### TASK INSTRUCTIONS
Filter the records below for the word "icon". Keep each line that has it.

### GIVEN DATA
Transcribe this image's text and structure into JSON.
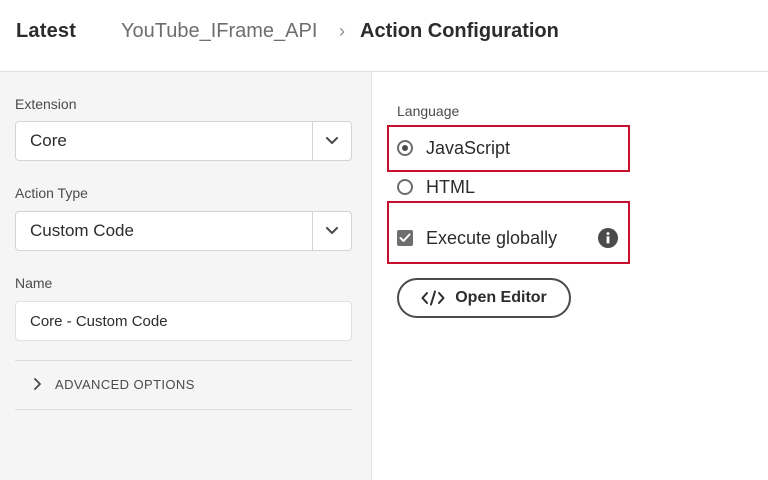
{
  "header": {
    "latest": "Latest",
    "breadcrumb": "YouTube_IFrame_API",
    "separator": "›",
    "title": "Action Configuration"
  },
  "left": {
    "extension": {
      "label": "Extension",
      "value": "Core"
    },
    "action_type": {
      "label": "Action Type",
      "value": "Custom Code"
    },
    "name": {
      "label": "Name",
      "value": "Core - Custom Code"
    },
    "advanced": {
      "label": "ADVANCED OPTIONS",
      "icon": "chevron-right-icon"
    }
  },
  "right": {
    "language_label": "Language",
    "options": [
      {
        "label": "JavaScript",
        "selected": true
      },
      {
        "label": "HTML",
        "selected": false
      }
    ],
    "execute_globally": {
      "label": "Execute globally",
      "checked": true,
      "icon": "info-icon"
    },
    "open_editor": {
      "label": "Open Editor",
      "icon": "code-icon"
    }
  },
  "colors": {
    "highlight": "#c8102e",
    "panel_bg": "#f5f5f5",
    "text": "#2c2c2c"
  }
}
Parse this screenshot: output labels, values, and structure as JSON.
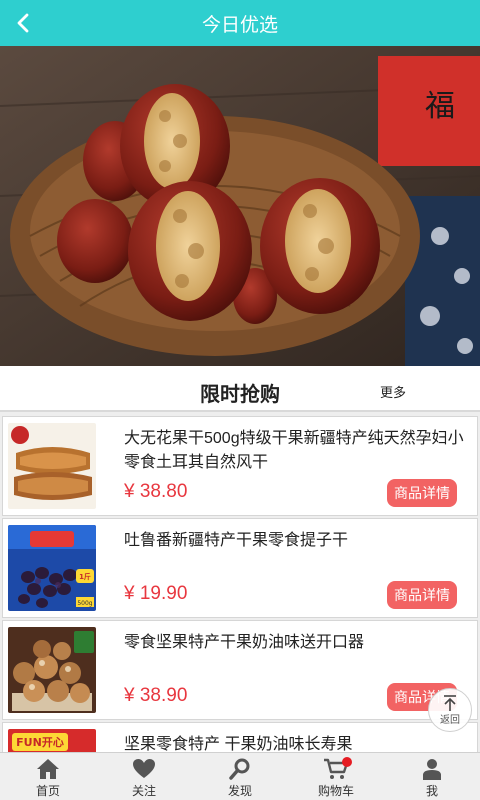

### RESULT
      "icon": "chevron-right-icon"
      "icon": "info-icon"
      "icon": "code-icon"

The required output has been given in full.